ASSIGNED TASK: Work out how many lines of the entries have the word "Trunk" in them. Respond with that number only.

'''

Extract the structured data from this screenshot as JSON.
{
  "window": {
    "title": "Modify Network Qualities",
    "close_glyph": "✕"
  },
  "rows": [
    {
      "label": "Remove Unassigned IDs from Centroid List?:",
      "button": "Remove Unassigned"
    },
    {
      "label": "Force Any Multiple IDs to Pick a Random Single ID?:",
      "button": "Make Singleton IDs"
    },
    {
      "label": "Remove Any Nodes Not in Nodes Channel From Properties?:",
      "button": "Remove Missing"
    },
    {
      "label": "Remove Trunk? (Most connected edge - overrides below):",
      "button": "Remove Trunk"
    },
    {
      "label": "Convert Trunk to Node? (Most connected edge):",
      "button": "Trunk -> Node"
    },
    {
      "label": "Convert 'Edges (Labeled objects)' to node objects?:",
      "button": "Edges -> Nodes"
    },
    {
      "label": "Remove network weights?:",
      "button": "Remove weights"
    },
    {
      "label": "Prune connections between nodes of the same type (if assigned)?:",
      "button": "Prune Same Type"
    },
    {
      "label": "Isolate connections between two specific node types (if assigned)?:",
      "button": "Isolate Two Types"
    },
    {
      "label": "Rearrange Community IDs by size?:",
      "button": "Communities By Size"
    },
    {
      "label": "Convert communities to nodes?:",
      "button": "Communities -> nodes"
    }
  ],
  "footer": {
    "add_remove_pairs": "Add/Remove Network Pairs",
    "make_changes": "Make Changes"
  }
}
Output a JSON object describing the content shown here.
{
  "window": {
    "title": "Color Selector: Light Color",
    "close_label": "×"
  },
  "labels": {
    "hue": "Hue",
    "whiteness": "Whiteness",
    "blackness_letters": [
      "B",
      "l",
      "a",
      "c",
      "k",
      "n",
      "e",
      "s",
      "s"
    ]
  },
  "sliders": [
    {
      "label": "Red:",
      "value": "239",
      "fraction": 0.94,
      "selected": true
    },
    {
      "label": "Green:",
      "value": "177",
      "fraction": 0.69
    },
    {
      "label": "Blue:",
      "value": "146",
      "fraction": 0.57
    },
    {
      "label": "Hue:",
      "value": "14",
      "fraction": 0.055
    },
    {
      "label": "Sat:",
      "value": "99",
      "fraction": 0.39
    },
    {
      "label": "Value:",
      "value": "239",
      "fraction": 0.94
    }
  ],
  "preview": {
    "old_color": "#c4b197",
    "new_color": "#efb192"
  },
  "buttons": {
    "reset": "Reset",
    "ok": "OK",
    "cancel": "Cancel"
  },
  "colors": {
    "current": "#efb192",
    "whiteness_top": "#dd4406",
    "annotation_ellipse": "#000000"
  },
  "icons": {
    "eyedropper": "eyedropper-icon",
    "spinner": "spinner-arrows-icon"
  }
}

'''
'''

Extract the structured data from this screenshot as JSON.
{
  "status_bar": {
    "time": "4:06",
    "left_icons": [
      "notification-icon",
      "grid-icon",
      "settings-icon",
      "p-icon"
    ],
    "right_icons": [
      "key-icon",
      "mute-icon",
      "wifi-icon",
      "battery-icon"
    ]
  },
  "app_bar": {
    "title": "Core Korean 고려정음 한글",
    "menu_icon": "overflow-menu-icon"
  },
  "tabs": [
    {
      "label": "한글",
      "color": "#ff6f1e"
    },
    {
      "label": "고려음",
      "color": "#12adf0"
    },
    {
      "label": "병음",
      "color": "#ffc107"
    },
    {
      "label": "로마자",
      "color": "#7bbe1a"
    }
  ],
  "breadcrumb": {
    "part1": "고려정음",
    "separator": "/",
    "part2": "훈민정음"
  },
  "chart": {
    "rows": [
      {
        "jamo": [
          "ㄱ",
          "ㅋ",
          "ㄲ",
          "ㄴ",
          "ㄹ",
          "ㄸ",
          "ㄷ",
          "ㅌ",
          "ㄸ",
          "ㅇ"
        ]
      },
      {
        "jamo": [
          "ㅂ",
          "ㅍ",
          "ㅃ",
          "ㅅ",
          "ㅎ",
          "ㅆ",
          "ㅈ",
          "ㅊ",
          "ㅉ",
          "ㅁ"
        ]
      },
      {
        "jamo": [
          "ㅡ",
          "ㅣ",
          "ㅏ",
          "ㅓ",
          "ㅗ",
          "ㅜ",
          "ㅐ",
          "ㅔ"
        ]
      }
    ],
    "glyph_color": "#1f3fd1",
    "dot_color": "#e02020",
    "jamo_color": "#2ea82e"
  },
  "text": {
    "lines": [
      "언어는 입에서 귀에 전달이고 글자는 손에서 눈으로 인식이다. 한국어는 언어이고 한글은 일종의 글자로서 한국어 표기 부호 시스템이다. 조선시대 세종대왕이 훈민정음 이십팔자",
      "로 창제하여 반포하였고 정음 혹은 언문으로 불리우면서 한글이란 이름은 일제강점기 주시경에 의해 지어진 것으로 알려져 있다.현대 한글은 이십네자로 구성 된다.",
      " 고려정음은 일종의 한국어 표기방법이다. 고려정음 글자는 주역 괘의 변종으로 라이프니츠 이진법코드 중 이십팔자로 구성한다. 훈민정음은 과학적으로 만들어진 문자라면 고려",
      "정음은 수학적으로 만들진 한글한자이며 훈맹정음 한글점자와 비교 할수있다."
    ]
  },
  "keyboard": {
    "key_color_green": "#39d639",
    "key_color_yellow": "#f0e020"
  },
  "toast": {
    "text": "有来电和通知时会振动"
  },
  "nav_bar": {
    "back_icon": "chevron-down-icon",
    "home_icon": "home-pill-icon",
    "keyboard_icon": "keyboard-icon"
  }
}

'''

PROBLEM SOLUTION: 4